** Dataset records follows **

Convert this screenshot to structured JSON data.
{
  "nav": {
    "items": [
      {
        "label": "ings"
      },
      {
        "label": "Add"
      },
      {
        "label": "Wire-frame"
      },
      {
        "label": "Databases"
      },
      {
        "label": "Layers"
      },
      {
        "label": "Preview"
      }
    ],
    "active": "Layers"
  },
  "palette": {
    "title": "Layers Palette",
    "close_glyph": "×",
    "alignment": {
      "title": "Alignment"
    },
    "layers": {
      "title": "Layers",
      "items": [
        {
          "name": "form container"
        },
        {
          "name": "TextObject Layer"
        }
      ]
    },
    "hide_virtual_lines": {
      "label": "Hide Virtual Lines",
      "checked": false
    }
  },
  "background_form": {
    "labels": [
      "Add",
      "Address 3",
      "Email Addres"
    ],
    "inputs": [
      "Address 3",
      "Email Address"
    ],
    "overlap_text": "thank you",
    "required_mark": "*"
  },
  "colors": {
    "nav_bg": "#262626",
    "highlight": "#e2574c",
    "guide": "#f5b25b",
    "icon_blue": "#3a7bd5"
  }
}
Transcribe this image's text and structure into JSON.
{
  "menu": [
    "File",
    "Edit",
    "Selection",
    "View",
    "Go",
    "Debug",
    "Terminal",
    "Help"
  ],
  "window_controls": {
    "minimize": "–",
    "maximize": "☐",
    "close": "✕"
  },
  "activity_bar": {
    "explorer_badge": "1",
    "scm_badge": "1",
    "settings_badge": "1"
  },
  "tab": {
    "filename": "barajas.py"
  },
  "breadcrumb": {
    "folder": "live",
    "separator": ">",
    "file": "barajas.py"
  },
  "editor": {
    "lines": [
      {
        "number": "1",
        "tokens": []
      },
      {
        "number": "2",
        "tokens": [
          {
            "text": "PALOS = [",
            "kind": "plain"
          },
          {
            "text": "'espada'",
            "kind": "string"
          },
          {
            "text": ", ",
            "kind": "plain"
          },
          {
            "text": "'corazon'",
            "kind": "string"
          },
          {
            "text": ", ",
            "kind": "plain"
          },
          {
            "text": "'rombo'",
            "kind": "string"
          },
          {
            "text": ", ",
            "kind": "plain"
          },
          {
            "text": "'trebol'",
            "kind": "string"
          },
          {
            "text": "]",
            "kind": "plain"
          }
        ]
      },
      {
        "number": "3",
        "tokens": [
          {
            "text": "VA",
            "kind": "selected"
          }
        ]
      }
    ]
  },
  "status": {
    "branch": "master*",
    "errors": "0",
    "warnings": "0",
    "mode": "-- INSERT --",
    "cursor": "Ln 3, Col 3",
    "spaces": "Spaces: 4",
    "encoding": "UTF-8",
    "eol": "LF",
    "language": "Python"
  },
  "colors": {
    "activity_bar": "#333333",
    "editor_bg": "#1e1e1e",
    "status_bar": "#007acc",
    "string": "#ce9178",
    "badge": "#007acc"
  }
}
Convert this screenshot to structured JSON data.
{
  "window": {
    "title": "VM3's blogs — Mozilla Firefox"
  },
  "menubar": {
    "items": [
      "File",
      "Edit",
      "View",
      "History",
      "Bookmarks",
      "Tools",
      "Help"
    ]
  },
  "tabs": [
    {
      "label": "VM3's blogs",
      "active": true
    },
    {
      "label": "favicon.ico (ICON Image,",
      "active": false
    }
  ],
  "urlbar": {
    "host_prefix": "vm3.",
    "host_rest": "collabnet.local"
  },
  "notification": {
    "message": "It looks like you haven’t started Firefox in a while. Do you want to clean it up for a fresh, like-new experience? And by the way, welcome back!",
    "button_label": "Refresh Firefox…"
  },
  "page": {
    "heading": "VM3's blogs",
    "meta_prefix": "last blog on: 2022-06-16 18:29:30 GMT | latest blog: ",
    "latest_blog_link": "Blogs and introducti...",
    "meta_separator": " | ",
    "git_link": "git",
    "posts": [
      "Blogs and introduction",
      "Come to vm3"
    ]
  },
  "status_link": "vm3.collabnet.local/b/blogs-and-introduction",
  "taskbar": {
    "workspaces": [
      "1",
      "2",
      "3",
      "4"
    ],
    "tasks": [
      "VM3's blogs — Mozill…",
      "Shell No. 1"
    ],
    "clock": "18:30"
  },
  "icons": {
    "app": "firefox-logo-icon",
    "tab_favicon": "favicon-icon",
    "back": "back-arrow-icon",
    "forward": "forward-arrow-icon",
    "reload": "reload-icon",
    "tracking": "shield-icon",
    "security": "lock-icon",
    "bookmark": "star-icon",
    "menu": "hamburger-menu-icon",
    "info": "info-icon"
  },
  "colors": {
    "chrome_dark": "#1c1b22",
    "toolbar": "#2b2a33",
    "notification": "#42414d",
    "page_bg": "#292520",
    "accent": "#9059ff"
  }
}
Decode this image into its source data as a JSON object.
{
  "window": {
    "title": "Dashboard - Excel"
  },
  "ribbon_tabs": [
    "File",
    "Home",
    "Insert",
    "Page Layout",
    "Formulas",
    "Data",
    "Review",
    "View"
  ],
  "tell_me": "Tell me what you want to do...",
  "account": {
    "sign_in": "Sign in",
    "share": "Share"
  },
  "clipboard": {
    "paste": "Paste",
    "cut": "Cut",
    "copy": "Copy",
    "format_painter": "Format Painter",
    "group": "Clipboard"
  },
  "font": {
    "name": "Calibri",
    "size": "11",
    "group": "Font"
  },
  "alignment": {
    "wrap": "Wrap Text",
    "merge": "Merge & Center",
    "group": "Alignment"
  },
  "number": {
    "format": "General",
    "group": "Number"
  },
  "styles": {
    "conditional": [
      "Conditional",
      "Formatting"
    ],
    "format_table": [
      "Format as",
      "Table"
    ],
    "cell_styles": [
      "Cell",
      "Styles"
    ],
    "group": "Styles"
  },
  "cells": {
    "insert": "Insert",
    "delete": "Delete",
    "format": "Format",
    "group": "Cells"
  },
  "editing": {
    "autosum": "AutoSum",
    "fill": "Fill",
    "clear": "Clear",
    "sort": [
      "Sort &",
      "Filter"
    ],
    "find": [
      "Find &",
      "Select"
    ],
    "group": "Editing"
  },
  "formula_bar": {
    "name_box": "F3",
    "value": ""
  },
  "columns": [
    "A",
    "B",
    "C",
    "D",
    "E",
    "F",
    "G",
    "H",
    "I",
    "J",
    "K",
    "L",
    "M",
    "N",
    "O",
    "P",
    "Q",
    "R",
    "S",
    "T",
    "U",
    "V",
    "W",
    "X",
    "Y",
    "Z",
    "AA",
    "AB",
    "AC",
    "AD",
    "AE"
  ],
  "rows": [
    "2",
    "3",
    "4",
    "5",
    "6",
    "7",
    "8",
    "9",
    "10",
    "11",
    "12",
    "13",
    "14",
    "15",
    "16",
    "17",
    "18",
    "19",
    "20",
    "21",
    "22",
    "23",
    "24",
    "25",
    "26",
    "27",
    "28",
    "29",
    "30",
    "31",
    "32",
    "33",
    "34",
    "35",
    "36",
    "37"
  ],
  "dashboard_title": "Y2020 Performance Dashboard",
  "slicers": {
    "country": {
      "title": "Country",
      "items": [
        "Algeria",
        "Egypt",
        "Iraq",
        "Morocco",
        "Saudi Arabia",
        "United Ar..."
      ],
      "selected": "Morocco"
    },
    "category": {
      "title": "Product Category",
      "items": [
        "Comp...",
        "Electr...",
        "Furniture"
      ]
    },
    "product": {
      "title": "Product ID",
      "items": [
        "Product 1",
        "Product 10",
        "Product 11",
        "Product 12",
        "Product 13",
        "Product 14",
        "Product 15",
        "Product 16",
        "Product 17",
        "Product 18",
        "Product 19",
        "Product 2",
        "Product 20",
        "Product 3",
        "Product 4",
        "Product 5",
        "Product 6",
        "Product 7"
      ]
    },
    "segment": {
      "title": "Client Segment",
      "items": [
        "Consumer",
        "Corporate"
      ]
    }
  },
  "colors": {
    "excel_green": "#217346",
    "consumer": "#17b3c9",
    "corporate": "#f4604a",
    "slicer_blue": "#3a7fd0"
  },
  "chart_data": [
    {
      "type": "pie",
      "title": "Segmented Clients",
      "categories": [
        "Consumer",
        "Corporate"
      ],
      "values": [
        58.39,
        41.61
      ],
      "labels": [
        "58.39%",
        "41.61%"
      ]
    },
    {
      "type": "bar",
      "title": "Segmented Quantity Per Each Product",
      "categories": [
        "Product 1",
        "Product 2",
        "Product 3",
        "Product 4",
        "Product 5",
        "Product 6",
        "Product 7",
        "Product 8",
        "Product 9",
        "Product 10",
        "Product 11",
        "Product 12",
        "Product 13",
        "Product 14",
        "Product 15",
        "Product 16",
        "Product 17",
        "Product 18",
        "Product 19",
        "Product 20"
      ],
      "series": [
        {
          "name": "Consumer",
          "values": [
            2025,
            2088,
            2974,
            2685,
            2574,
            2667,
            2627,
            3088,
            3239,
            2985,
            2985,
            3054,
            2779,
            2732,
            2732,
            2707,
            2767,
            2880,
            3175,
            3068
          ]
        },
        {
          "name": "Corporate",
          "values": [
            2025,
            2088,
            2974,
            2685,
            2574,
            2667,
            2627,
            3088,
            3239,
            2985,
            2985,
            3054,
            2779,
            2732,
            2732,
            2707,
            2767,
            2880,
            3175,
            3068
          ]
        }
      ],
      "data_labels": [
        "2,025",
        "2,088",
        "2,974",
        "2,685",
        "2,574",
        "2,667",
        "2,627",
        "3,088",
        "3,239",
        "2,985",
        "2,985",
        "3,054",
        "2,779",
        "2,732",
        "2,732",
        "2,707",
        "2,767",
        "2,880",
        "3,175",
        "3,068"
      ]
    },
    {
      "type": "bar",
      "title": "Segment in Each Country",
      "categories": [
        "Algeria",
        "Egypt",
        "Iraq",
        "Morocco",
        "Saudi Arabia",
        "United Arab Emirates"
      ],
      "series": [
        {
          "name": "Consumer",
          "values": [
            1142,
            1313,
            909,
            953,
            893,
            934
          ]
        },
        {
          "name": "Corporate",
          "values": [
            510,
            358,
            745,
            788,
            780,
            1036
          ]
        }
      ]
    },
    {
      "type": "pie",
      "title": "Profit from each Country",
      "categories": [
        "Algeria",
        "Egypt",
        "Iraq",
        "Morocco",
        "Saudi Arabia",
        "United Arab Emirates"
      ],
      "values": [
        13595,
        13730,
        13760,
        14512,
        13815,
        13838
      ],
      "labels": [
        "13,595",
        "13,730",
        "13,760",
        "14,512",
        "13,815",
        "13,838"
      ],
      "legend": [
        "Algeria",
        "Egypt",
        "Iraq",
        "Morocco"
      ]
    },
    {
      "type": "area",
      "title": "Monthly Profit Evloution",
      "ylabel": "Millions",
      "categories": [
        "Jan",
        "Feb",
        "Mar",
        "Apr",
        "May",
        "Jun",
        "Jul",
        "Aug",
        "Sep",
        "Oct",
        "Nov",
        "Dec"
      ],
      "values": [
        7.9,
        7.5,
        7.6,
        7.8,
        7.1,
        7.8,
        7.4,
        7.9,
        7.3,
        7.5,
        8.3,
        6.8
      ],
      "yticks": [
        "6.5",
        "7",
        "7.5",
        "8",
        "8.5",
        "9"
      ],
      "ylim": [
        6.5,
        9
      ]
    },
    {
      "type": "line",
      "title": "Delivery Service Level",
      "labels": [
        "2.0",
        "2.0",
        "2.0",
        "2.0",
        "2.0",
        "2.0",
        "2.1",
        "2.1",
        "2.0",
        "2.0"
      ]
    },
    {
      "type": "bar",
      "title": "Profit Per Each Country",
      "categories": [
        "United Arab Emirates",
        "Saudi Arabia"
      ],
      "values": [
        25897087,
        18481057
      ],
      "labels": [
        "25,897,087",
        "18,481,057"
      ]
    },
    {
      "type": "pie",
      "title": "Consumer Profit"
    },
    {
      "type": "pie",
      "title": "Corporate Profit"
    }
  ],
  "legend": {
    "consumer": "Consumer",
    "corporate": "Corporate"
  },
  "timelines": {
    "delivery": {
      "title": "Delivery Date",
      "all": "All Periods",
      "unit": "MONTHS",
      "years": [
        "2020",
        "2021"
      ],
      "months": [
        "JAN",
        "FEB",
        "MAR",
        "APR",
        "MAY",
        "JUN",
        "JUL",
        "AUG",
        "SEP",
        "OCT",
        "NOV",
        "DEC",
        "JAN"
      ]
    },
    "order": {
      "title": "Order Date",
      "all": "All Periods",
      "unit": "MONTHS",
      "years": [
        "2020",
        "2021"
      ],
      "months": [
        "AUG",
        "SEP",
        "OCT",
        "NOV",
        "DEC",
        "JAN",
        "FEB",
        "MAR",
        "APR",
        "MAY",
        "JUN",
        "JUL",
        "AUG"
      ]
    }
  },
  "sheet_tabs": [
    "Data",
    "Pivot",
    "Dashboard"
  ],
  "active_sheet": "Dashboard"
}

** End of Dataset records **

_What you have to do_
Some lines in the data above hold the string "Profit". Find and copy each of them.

_Exercise result_
      "title": "Profit from each Country",
      "title": "Monthly Profit Evloution",
      "title": "Profit Per Each Country",
      "title": "Consumer Profit"
      "title": "Corporate Profit"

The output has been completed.